:: MATERIAL FOR THIS EXERCISE ::
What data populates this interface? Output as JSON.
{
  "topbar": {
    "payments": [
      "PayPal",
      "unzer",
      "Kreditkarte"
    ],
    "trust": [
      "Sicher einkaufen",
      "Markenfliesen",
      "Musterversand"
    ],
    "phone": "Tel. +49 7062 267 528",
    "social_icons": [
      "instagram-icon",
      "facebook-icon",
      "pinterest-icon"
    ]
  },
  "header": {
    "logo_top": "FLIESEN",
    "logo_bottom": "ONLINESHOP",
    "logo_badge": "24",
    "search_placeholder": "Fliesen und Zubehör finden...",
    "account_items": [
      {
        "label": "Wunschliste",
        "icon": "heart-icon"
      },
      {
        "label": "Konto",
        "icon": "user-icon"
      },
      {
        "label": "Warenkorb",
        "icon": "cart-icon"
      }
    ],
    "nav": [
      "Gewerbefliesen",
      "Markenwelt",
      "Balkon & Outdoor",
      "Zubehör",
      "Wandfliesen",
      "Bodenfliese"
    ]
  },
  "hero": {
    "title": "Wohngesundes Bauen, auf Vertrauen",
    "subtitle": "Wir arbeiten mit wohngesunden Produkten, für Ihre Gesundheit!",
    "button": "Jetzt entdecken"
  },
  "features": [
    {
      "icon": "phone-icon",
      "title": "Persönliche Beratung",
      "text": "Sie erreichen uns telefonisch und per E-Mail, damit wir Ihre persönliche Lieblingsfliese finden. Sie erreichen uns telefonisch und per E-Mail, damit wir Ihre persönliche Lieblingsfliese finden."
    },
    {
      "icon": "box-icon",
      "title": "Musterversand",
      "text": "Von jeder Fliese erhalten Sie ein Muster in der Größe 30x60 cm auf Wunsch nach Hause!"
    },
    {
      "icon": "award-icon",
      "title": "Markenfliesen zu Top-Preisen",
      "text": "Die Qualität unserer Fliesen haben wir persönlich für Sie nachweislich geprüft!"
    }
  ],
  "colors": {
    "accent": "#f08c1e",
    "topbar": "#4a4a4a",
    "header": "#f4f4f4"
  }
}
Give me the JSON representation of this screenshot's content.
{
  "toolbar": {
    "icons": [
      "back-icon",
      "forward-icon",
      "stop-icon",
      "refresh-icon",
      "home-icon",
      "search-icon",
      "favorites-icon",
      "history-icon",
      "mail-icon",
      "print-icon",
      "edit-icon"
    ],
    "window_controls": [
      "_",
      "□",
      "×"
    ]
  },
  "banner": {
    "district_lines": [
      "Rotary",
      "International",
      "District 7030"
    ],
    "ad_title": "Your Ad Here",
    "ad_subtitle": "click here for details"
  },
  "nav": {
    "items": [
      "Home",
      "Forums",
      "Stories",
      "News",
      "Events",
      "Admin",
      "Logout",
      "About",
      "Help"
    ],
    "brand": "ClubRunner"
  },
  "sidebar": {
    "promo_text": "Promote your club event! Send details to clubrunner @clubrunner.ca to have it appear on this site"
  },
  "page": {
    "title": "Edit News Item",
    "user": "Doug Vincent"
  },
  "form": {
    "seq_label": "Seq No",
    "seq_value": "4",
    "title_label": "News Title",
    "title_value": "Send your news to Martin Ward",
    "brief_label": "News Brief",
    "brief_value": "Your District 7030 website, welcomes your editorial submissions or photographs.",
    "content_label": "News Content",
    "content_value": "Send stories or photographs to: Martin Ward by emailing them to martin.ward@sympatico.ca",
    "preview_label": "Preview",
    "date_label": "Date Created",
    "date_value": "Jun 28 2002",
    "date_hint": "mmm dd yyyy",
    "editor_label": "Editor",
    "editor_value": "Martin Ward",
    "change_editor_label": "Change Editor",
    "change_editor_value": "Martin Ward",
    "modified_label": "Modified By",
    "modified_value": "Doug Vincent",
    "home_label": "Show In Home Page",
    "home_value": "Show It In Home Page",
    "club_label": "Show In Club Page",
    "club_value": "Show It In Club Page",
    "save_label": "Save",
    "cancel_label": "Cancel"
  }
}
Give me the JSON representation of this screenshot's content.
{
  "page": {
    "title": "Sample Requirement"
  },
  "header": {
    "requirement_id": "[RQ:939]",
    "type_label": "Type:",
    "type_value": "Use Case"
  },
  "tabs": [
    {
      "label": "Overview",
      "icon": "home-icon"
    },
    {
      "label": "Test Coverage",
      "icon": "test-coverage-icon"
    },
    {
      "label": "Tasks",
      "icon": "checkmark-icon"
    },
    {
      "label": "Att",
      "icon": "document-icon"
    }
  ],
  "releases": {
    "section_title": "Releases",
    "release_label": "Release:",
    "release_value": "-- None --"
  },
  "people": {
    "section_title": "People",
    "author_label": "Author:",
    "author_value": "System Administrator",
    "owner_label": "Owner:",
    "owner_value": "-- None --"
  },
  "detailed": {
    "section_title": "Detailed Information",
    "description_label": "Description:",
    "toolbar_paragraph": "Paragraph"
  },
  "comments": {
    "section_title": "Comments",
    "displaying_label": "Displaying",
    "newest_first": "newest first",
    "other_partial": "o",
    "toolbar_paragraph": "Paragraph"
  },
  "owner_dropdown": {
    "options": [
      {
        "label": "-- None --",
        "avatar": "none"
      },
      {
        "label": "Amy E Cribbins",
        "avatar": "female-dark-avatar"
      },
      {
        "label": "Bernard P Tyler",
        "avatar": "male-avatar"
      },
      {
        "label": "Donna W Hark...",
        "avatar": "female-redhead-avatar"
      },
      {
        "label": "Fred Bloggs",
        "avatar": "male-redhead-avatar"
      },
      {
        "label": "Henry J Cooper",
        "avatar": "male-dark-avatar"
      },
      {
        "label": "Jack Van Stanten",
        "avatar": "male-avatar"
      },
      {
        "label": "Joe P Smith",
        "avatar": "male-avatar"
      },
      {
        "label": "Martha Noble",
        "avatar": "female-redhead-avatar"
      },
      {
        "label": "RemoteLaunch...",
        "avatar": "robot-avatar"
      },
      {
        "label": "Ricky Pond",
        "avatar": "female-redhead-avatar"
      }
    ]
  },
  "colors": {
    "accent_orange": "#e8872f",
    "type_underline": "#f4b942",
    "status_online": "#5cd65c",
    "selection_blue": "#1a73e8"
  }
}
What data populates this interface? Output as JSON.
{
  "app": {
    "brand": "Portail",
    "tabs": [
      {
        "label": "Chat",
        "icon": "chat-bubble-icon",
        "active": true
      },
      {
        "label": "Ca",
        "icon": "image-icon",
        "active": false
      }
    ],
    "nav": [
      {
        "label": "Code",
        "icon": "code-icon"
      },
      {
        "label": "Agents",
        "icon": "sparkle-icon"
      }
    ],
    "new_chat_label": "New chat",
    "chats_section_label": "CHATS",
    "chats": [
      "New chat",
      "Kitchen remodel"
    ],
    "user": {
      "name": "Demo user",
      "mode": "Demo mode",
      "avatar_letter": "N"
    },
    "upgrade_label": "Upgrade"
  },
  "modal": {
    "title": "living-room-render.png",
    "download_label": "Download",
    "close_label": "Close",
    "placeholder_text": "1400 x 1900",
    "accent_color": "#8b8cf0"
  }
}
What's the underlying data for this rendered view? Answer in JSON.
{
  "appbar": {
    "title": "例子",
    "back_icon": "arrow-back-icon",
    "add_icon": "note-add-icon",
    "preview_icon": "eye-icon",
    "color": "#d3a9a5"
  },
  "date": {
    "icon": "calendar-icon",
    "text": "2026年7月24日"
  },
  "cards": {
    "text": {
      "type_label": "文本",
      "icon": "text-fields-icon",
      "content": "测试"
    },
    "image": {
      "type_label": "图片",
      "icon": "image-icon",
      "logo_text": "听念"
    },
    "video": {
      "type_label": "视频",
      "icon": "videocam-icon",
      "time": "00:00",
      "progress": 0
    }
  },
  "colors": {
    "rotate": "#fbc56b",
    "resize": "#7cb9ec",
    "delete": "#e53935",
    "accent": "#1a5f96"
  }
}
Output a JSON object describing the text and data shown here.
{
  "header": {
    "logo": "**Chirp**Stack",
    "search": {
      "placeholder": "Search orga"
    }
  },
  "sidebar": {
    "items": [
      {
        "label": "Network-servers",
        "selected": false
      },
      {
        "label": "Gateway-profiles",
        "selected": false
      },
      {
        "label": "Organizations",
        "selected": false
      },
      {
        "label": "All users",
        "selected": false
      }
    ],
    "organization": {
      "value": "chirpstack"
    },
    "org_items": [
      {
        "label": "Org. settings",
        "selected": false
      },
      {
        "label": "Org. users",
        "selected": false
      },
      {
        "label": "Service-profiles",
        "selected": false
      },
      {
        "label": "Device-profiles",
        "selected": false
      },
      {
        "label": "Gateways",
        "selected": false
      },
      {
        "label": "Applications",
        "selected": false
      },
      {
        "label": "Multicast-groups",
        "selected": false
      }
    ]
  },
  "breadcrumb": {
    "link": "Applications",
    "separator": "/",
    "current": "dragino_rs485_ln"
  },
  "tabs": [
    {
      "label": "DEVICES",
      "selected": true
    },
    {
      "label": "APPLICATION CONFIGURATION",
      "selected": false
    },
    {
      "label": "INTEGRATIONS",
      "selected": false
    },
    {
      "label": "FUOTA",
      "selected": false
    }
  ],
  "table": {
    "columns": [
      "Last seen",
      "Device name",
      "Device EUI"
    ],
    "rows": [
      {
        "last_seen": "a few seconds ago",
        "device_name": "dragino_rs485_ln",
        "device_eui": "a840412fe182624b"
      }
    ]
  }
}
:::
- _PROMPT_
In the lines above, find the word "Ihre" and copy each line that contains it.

- _SOLUTION FOR THIS EXERCISE_
    "subtitle": "Wir arbeiten mit wohngesunden Produkten, für Ihre Gesundheit!",
      "text": "Sie erreichen uns telefonisch und per E-Mail, damit wir Ihre persönliche Lieblingsfliese finden. Sie erreichen uns telefonisch und per E-Mail, damit wir Ihre persönliche Lieblingsfliese finden."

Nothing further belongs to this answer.